Aim of the task - From the first line to the last, reproduce the material exactly.

Records for processing -
BEGIN
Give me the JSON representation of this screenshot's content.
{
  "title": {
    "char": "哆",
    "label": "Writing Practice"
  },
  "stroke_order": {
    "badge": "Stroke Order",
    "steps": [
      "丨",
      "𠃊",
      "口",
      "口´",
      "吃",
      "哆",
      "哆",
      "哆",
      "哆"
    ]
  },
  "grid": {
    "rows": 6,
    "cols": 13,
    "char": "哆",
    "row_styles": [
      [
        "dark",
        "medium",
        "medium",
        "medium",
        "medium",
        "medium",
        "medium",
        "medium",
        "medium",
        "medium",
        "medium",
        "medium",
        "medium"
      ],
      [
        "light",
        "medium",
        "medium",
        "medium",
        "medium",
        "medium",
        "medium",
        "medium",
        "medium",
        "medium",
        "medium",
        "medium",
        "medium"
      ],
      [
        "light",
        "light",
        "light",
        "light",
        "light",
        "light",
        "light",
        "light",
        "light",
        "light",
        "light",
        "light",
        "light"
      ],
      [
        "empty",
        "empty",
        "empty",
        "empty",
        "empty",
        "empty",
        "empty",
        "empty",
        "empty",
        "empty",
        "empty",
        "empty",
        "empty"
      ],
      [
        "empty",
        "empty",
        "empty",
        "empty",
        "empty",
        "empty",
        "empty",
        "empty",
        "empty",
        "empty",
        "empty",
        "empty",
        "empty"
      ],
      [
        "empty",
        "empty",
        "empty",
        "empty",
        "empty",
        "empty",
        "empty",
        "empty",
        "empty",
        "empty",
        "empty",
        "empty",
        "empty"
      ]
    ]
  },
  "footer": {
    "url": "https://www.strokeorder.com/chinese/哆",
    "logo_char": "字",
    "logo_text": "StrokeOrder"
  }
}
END
Result below -
Give me the JSON representation of this screenshot's content.
{
  "title": {
    "char": "哆",
    "label": "Writing Practice"
  },
  "stroke_order": {
    "badge": "Stroke Order",
    "steps": [
      "丨",
      "𠃊",
      "口",
      "口´",
      "吃",
      "哆",
      "哆",
      "哆",
      "哆"
    ]
  },
  "grid": {
    "rows": 6,
    "cols": 13,
    "char": "哆",
    "row_styles": [
      [
        "dark",
        "medium",
        "medium",
        "medium",
        "medium",
        "medium",
        "medium",
        "medium",
        "medium",
        "medium",
        "medium",
        "medium",
        "medium"
      ],
      [
        "light",
        "medium",
        "medium",
        "medium",
        "medium",
        "medium",
        "medium",
        "medium",
        "medium",
        "medium",
        "medium",
        "medium",
        "medium"
      ],
      [
        "light",
        "light",
        "light",
        "light",
        "light",
        "light",
        "light",
        "light",
        "light",
        "light",
        "light",
        "light",
        "light"
      ],
      [
        "empty",
        "empty",
        "empty",
        "empty",
        "empty",
        "empty",
        "empty",
        "empty",
        "empty",
        "empty",
        "empty",
        "empty",
        "empty"
      ],
      [
        "empty",
        "empty",
        "empty",
        "empty",
        "empty",
        "empty",
        "empty",
        "empty",
        "empty",
        "empty",
        "empty",
        "empty",
        "empty"
      ],
      [
        "empty",
        "empty",
        "empty",
        "empty",
        "empty",
        "empty",
        "empty",
        "empty",
        "empty",
        "empty",
        "empty",
        "empty",
        "empty"
      ]
    ]
  },
  "footer": {
    "url": "https://www.strokeorder.com/chinese/哆",
    "logo_char": "字",
    "logo_text": "StrokeOrder"
  }
}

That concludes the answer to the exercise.